> Work instruction
Since each line must match the original, copy out the records with no differences at all.

> Supplied material
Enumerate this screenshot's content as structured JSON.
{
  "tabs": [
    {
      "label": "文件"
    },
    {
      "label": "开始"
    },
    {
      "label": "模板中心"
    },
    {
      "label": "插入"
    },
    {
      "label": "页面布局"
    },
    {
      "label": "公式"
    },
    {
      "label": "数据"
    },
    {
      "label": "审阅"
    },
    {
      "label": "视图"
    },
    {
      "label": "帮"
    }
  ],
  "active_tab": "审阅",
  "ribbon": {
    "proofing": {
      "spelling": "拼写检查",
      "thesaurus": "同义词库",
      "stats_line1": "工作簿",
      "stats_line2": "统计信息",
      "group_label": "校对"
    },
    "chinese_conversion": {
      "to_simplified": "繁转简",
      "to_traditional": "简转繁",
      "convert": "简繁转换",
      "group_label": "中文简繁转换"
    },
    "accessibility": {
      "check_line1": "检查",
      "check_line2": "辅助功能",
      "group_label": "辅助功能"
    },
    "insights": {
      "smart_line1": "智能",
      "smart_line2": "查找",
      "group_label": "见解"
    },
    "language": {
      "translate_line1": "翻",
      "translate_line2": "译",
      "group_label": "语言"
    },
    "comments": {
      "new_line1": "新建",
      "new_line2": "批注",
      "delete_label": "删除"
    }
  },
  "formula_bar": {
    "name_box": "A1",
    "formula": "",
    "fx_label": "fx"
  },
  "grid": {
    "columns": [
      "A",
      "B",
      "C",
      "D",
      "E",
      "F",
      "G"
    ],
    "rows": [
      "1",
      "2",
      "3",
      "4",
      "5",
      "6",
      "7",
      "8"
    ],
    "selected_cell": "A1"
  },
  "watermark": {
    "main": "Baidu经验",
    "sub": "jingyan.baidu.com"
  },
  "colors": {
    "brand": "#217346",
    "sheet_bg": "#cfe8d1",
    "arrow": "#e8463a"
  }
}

> Response for this exercise
Enumerate this screenshot's content as structured JSON.
{
  "tabs": [
    {
      "label": "文件"
    },
    {
      "label": "开始"
    },
    {
      "label": "模板中心"
    },
    {
      "label": "插入"
    },
    {
      "label": "页面布局"
    },
    {
      "label": "公式"
    },
    {
      "label": "数据"
    },
    {
      "label": "审阅"
    },
    {
      "label": "视图"
    },
    {
      "label": "帮"
    }
  ],
  "active_tab": "审阅",
  "ribbon": {
    "proofing": {
      "spelling": "拼写检查",
      "thesaurus": "同义词库",
      "stats_line1": "工作簿",
      "stats_line2": "统计信息",
      "group_label": "校对"
    },
    "chinese_conversion": {
      "to_simplified": "繁转简",
      "to_traditional": "简转繁",
      "convert": "简繁转换",
      "group_label": "中文简繁转换"
    },
    "accessibility": {
      "check_line1": "检查",
      "check_line2": "辅助功能",
      "group_label": "辅助功能"
    },
    "insights": {
      "smart_line1": "智能",
      "smart_line2": "查找",
      "group_label": "见解"
    },
    "language": {
      "translate_line1": "翻",
      "translate_line2": "译",
      "group_label": "语言"
    },
    "comments": {
      "new_line1": "新建",
      "new_line2": "批注",
      "delete_label": "删除"
    }
  },
  "formula_bar": {
    "name_box": "A1",
    "formula": "",
    "fx_label": "fx"
  },
  "grid": {
    "columns": [
      "A",
      "B",
      "C",
      "D",
      "E",
      "F",
      "G"
    ],
    "rows": [
      "1",
      "2",
      "3",
      "4",
      "5",
      "6",
      "7",
      "8"
    ],
    "selected_cell": "A1"
  },
  "watermark": {
    "main": "Baidu经验",
    "sub": "jingyan.baidu.com"
  },
  "colors": {
    "brand": "#217346",
    "sheet_bg": "#cfe8d1",
    "arrow": "#e8463a"
  }
}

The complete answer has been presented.